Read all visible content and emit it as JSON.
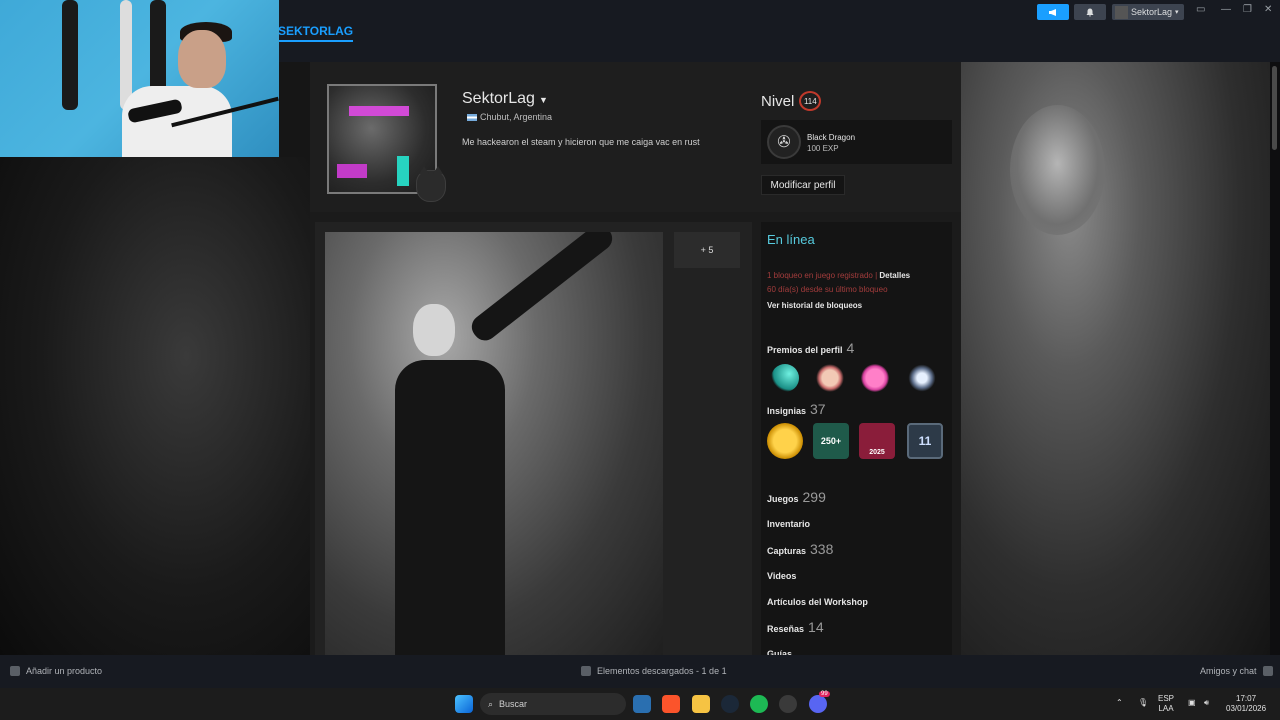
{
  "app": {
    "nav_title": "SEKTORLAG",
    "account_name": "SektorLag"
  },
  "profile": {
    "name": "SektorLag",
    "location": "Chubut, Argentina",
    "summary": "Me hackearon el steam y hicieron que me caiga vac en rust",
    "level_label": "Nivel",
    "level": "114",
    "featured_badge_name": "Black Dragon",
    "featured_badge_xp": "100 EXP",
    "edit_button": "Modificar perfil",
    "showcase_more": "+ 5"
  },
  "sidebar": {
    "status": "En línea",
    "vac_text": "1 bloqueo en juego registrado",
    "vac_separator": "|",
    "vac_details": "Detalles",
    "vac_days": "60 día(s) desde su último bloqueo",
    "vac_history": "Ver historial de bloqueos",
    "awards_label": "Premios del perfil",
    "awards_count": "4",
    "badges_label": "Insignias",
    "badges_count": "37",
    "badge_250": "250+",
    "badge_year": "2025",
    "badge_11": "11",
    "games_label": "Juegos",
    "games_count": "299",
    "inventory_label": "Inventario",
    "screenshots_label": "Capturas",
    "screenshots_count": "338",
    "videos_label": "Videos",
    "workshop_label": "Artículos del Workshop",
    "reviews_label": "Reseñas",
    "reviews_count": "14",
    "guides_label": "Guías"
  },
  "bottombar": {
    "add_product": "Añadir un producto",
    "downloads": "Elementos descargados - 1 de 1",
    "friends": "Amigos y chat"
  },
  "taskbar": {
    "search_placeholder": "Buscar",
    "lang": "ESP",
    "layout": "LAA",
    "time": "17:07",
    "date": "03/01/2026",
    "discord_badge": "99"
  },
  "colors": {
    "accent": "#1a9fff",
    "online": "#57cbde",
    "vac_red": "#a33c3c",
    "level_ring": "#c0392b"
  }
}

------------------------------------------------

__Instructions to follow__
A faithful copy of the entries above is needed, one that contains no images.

__Response to the exercise__
Read all visible content and emit it as JSON.
{
  "app": {
    "nav_title": "SEKTORLAG",
    "account_name": "SektorLag"
  },
  "profile": {
    "name": "SektorLag",
    "location": "Chubut, Argentina",
    "summary": "Me hackearon el steam y hicieron que me caiga vac en rust",
    "level_label": "Nivel",
    "level": "114",
    "featured_badge_name": "Black Dragon",
    "featured_badge_xp": "100 EXP",
    "edit_button": "Modificar perfil",
    "showcase_more": "+ 5"
  },
  "sidebar": {
    "status": "En línea",
    "vac_text": "1 bloqueo en juego registrado",
    "vac_separator": "|",
    "vac_details": "Detalles",
    "vac_days": "60 día(s) desde su último bloqueo",
    "vac_history": "Ver historial de bloqueos",
    "awards_label": "Premios del perfil",
    "awards_count": "4",
    "badges_label": "Insignias",
    "badges_count": "37",
    "badge_250": "250+",
    "badge_year": "2025",
    "badge_11": "11",
    "games_label": "Juegos",
    "games_count": "299",
    "inventory_label": "Inventario",
    "screenshots_label": "Capturas",
    "screenshots_count": "338",
    "videos_label": "Videos",
    "workshop_label": "Artículos del Workshop",
    "reviews_label": "Reseñas",
    "reviews_count": "14",
    "guides_label": "Guías"
  },
  "bottombar": {
    "add_product": "Añadir un producto",
    "downloads": "Elementos descargados - 1 de 1",
    "friends": "Amigos y chat"
  },
  "taskbar": {
    "search_placeholder": "Buscar",
    "lang": "ESP",
    "layout": "LAA",
    "time": "17:07",
    "date": "03/01/2026",
    "discord_badge": "99"
  },
  "colors": {
    "accent": "#1a9fff",
    "online": "#57cbde",
    "vac_red": "#a33c3c",
    "level_ring": "#c0392b"
  }
}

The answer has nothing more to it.